Jesus calls us to love our neighbour as ourselves. But it’s possible we cant’ love our neighbour because we haven’t really learnt to love and value ourselves in the right way. Part of this is recognising the power of shame and guilt others will try to put on us: either to make them feel better or to control the outcome of a situation. My wife gave me a useful piece of advice in this respect by telling me not to wear anyone else’s coat. I have a 17 inch neck and broad shoulders. If I wear someone else’s coat I usually find it very tight and restrictive and I have to take it off. Someone else may paint a picture of you and try to make you feel squashed but simply refuse to let that happen; refuse to put on their coat. But how can you recognise when this happens and how can you make sure you go home with your own coat?
Brene Brown, a TED speaker, a professor and expert on vulnerability and shame talks about how she acknowledges the power of shame and how others can use this to make you feel that shame. Shame and guilt are different and it’s worth noting that. Brene say:
‘The easiest way to separate shame from guilt is to say shame is “I’m bad” and guilt is
“I did something bad.” Shame is a focus on self; guilt is a focus on behaviour’
When I first started singing and playing as a musician at open mics I remember becoming nervous and had the strong desire to leave as I watched others confidently perform their songs. I felt vulnerable and wanted to escape the judgement of others and the shame of failure; especially if I made mistakes. But part of me wanted to stay and face the vulnerability for, as Brene says:
‘vulnerability is the core, the heart, the centre of meaningful human experiences’
When others try to make us feel bad or lay blame at our feet we go into fight or flight mode. We only have to see certain people who make us feel bad and we want to run away or cross the street. The alternative response is to have a face off and, if they dare say anything bad about us or run us down with their double-edged remarks, we’re going to come out fighting or get seriously defensive. We care deeply about what others think about us and something happens to our cerebral cortex when we feel vulnerable and the adrenalin begins rushing through us.
Brene tells us to acknowledge when this is happening (counting to ten helps) and tell ourselves not to run away because that wouldn’t be an authentic response. Neither is it best to push forwards and make ourselves big and important because that’s not who we really are either. It’s better to sit with the vulnerability and acknowledge the powerful physiological mechanism of fight or flight. Then decide to choose the authentic response which is to stand. In this I mean we don’t diminish ourselves or puff ourselves up but we dare to face this person and do a reality check. As a Christian this means I am deeply loved by the Father, and I am precious. Then I remember that so is the person in front of me. I’m going to have an encounter where I seek to be truthful and loving and not be afraid (though I may have to simply walk away if it becomes too much or even seek the wisdom of others to help me).
This year don’t worry so much about getting more or better or bigger but look to focus on really learning from the past and, as you understand your own story better, begin to learn from it and to love yourself.

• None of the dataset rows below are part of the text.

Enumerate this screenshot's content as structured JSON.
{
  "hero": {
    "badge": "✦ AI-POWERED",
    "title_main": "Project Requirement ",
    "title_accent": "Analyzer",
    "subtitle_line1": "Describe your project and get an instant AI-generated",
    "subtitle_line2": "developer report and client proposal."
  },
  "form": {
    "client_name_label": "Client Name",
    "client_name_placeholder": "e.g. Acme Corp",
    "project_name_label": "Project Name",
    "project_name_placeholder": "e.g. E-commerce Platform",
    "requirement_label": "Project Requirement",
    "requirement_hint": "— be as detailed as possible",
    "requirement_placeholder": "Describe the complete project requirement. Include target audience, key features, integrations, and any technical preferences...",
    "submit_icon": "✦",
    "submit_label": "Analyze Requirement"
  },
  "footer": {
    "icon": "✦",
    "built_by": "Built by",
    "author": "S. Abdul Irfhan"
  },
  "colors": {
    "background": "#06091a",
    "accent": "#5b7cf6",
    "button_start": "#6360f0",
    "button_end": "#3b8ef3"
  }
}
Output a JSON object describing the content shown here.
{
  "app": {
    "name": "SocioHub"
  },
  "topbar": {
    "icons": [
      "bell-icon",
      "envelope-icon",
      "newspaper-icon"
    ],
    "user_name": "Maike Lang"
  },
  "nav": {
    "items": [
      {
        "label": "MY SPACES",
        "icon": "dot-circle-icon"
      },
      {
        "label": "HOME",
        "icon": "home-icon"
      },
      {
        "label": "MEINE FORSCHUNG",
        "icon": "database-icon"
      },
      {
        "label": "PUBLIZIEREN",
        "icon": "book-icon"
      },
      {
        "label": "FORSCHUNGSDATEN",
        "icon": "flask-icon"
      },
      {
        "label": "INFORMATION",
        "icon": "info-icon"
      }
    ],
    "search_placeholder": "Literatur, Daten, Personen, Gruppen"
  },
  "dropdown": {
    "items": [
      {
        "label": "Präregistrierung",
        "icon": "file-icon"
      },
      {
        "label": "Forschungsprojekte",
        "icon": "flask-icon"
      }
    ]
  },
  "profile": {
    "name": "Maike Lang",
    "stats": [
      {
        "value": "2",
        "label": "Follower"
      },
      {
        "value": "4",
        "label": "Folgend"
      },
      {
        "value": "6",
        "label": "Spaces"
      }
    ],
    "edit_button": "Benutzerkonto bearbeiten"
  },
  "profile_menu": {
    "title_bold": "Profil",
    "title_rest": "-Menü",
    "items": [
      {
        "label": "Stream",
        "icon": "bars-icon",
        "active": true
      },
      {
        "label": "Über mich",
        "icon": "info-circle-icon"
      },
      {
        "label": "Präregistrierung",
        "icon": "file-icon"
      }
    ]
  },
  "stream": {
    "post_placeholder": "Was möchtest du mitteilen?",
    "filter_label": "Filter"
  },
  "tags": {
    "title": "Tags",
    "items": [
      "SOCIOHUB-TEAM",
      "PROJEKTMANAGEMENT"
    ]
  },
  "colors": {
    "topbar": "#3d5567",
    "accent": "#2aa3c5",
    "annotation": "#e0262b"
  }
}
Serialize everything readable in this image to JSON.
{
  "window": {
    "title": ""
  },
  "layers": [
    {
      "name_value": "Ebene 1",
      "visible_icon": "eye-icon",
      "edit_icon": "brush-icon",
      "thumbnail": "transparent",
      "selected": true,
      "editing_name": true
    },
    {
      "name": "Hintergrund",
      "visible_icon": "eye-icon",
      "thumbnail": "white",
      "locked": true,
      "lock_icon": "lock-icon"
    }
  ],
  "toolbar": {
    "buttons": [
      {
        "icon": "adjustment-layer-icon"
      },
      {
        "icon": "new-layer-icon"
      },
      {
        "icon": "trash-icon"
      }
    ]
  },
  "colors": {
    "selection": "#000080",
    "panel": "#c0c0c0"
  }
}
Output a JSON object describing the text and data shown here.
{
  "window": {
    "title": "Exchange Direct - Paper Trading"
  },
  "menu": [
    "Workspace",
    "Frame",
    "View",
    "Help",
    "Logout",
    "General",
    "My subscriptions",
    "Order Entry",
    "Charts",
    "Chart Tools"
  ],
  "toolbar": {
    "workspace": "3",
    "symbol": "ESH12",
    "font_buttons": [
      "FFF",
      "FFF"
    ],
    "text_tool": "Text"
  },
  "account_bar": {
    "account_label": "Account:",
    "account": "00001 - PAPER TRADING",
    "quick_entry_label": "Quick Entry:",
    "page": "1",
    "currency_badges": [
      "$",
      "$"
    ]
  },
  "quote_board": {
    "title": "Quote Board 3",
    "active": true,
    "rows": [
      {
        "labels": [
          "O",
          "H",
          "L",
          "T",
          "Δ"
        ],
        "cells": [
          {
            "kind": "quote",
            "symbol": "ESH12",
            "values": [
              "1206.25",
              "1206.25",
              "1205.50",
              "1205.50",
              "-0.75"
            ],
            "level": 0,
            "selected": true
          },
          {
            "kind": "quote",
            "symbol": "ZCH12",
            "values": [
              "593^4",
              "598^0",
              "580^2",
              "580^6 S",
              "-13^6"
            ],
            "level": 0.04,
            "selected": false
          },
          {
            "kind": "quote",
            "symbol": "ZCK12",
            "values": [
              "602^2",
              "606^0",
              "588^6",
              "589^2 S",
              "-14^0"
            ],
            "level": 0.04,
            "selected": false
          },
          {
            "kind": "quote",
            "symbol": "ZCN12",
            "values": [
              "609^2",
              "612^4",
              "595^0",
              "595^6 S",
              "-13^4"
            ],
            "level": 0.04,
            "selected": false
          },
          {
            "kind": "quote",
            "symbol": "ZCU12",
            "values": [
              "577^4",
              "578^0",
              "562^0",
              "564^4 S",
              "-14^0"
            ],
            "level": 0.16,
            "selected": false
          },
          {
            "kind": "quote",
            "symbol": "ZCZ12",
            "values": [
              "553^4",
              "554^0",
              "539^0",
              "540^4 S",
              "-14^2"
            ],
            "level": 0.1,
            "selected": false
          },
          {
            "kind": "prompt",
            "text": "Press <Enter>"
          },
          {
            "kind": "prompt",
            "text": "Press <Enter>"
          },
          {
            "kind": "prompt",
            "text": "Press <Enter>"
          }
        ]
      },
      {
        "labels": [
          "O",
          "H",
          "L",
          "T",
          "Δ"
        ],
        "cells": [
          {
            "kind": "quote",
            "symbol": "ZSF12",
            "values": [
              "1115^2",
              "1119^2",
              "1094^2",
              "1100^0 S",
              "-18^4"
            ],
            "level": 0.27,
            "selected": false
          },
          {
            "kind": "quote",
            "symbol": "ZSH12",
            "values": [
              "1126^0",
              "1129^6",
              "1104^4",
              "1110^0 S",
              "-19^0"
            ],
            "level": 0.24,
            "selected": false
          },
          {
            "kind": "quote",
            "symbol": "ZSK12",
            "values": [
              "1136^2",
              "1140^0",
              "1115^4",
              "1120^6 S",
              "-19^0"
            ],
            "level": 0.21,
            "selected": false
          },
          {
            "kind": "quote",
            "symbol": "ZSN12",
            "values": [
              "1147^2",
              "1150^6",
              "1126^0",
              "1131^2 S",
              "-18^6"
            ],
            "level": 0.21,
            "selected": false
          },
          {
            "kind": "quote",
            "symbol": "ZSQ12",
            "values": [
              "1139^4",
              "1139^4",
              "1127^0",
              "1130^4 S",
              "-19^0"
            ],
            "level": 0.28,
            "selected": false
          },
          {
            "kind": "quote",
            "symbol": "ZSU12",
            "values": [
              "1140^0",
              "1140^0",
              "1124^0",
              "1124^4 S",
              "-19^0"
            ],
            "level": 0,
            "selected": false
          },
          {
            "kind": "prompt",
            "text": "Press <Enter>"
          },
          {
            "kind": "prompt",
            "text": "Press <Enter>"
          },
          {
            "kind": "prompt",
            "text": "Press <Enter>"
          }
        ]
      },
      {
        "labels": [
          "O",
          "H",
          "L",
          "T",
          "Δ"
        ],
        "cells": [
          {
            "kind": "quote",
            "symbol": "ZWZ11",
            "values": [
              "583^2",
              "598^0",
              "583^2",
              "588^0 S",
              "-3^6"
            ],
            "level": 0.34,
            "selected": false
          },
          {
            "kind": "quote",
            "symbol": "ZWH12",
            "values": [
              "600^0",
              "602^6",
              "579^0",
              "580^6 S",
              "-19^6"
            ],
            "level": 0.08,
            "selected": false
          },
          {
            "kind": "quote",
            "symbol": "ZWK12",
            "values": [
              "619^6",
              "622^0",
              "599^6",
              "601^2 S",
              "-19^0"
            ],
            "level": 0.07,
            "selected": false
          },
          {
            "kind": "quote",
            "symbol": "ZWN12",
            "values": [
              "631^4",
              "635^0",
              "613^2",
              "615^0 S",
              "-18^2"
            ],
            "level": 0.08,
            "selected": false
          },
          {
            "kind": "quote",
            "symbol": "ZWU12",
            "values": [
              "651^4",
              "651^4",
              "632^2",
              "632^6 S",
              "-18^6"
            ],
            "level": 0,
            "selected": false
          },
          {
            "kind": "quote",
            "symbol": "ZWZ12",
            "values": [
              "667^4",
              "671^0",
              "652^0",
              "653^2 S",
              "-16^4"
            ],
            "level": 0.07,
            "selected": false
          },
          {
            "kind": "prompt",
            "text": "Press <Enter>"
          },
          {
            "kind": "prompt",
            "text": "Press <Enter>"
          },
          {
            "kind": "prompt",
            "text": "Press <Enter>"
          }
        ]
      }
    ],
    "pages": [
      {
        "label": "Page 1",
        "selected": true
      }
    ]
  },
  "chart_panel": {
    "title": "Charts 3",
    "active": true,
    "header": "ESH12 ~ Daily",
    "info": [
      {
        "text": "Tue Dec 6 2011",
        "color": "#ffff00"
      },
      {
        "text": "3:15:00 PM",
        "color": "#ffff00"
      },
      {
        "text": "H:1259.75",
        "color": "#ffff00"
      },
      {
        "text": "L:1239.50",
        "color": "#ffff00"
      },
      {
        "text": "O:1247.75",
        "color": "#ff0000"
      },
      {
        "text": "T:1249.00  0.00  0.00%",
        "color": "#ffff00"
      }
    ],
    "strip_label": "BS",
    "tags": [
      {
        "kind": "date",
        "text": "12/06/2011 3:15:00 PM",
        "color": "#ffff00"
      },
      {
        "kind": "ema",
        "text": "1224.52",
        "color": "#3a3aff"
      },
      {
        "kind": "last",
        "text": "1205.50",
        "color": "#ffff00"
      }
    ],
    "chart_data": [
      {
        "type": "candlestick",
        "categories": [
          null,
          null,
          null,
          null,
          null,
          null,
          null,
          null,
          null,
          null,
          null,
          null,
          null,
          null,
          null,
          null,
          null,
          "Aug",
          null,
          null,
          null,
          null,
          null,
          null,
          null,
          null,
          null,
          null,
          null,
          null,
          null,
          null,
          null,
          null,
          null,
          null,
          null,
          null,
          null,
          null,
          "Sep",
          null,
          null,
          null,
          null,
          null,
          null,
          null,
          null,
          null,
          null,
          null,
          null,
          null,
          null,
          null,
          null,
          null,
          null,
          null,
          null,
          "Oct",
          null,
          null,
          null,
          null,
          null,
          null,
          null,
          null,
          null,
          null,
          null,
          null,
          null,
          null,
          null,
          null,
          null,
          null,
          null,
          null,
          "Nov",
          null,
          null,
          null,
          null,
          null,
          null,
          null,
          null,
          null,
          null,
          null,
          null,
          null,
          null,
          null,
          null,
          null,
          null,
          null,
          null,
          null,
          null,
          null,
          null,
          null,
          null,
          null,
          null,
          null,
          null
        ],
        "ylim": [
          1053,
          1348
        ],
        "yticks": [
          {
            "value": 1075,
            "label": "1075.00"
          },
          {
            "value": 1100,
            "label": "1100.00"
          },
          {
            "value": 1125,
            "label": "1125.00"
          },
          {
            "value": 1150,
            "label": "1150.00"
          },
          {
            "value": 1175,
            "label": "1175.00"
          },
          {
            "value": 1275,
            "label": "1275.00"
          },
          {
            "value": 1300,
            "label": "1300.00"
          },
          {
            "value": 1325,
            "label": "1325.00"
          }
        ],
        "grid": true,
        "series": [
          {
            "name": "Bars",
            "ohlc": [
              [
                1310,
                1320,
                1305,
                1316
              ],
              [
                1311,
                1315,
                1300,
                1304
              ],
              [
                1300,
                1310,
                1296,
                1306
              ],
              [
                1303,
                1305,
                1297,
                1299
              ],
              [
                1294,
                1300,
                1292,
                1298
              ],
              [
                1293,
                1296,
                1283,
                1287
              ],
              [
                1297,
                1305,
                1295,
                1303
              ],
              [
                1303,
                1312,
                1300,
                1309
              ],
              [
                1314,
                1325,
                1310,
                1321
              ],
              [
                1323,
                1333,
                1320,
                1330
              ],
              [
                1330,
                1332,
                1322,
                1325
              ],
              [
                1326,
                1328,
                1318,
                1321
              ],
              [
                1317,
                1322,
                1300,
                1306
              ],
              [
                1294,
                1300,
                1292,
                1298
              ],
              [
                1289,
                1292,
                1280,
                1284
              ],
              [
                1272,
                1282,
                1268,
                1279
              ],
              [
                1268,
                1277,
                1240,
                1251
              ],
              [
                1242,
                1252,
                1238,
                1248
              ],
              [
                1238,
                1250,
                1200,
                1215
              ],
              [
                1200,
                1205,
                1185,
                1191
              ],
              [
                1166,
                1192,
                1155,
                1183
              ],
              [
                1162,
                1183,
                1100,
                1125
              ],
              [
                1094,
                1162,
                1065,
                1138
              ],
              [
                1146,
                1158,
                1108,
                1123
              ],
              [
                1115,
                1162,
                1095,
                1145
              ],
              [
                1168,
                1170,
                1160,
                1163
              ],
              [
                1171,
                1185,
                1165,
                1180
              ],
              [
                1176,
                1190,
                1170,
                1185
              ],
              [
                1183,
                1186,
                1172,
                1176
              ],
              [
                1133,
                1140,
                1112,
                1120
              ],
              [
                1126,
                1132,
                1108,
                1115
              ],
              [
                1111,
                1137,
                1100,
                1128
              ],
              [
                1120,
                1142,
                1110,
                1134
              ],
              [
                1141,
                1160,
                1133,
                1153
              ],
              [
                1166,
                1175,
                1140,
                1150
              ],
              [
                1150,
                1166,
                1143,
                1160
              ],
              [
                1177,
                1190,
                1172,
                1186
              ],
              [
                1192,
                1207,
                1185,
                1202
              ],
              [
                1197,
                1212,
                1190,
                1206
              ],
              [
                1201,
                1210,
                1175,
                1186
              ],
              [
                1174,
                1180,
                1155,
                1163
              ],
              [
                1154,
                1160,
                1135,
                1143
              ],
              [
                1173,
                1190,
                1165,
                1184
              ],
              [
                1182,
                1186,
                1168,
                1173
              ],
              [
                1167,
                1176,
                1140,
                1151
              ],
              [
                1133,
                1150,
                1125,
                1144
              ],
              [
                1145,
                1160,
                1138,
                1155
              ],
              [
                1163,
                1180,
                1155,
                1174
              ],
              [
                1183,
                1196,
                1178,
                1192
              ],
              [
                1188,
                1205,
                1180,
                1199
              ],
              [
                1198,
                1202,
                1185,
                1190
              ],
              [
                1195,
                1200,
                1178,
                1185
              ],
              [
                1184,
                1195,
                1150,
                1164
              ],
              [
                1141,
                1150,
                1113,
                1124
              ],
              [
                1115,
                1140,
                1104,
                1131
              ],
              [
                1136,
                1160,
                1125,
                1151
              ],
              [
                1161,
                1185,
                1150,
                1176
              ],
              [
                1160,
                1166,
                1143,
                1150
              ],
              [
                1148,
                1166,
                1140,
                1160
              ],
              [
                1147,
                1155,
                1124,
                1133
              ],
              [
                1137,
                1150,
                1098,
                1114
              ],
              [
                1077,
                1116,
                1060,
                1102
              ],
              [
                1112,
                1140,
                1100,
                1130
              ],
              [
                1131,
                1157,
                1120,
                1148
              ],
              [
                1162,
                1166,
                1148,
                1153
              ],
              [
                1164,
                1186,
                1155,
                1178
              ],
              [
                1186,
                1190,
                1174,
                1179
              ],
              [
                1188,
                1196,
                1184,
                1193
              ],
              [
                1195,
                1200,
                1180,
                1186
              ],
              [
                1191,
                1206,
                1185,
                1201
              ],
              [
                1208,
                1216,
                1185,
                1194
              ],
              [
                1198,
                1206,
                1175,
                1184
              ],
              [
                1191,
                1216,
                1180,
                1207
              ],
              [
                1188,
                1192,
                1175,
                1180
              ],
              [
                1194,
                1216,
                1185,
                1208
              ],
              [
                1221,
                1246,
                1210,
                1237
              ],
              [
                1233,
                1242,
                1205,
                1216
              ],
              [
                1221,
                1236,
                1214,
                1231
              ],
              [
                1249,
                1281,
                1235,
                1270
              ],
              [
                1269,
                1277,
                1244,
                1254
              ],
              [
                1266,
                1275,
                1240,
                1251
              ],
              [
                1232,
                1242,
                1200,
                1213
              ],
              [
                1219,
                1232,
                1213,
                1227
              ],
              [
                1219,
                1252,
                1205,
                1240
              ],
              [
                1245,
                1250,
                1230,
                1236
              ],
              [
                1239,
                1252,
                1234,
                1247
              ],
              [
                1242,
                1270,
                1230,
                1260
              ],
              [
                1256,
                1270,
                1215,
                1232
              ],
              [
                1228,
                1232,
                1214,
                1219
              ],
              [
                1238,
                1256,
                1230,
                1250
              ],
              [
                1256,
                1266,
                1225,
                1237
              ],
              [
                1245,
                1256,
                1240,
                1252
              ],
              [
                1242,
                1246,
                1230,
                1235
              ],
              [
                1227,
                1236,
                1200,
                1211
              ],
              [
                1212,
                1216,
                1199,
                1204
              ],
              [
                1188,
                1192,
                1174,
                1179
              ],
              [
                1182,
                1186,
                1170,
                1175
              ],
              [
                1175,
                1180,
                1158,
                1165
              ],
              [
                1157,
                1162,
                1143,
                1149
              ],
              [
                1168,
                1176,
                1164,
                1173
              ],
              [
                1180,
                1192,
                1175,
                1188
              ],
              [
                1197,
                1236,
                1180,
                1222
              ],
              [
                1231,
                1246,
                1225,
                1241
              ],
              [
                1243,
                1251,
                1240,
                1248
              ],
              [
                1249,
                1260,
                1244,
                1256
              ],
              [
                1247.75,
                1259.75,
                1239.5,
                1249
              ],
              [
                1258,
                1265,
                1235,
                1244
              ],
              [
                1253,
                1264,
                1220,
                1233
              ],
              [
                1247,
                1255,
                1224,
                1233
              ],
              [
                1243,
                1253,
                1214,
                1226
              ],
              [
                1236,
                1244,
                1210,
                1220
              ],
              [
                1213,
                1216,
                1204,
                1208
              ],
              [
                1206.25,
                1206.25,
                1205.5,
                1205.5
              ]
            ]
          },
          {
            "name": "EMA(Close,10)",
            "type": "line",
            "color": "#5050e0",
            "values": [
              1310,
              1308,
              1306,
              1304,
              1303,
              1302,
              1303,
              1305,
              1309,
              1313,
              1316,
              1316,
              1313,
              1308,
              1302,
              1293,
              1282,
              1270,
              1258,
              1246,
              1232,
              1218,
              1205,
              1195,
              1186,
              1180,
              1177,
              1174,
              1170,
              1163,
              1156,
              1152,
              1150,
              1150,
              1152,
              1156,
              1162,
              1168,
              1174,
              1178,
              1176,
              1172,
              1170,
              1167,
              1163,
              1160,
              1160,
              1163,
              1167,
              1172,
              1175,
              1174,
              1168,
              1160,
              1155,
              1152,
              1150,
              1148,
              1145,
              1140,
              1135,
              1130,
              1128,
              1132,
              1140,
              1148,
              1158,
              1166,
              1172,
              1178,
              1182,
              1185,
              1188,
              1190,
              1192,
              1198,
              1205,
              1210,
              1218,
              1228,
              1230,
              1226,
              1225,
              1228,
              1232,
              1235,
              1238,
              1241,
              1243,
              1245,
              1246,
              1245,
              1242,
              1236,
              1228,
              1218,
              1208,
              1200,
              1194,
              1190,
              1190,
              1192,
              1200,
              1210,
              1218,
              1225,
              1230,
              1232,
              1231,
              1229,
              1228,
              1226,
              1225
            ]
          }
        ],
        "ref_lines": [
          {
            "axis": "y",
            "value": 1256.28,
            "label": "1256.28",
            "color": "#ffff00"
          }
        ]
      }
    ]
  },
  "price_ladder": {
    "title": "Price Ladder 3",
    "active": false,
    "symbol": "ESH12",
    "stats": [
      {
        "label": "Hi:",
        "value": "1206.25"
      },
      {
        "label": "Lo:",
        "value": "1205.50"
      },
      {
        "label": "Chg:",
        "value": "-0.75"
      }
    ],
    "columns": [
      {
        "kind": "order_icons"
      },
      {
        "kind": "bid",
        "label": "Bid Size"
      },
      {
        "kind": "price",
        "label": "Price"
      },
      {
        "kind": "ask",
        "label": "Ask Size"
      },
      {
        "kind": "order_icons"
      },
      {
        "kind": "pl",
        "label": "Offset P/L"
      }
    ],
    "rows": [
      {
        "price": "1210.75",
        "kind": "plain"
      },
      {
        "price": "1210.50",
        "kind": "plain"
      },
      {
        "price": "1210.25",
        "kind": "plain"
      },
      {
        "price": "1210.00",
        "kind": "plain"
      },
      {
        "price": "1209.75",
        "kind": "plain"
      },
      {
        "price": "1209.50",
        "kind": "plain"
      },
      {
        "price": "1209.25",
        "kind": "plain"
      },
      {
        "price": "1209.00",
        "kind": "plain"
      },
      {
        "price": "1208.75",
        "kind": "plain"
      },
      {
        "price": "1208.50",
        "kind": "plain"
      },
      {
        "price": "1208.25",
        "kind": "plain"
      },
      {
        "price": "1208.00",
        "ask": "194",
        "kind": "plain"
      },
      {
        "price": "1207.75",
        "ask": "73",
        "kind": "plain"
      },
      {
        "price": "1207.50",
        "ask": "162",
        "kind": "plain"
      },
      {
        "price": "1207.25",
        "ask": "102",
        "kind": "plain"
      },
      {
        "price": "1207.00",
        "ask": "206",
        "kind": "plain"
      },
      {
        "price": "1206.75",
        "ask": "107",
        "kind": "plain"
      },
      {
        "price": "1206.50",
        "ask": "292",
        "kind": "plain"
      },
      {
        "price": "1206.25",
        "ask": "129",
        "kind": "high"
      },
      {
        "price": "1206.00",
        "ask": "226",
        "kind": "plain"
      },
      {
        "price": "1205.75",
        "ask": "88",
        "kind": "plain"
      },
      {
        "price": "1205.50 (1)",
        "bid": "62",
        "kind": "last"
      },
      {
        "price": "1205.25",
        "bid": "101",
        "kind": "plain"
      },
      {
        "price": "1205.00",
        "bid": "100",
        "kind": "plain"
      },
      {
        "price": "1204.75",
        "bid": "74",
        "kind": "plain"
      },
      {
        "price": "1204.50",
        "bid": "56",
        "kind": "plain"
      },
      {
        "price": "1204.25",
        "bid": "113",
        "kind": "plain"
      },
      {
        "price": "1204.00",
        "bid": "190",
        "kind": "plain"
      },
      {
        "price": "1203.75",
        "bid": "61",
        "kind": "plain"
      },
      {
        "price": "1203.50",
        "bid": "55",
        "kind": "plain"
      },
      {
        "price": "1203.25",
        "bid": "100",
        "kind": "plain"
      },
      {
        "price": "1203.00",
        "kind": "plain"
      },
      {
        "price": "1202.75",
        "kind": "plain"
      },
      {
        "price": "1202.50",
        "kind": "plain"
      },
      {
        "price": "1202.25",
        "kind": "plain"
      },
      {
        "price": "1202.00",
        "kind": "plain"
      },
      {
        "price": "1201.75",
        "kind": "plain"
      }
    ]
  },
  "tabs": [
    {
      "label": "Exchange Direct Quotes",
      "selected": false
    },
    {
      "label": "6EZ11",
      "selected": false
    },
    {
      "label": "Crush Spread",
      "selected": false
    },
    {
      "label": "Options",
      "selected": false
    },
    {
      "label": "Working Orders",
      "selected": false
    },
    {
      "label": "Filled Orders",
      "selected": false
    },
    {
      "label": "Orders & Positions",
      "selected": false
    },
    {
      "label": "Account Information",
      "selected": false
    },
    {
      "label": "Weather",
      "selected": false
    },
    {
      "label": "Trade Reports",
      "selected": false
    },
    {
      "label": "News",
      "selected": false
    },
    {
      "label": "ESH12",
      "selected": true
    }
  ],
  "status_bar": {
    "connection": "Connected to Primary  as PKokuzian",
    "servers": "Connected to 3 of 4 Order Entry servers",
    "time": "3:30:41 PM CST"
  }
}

This then is the key to growing and living a fuller life where you move into authentic encounters with others and learn to love. Remember, God loves you and ultimately wants you and I to live in loving relationships with others.
Happy New Year
Joe Lannon (Rector of the Callington Cluster)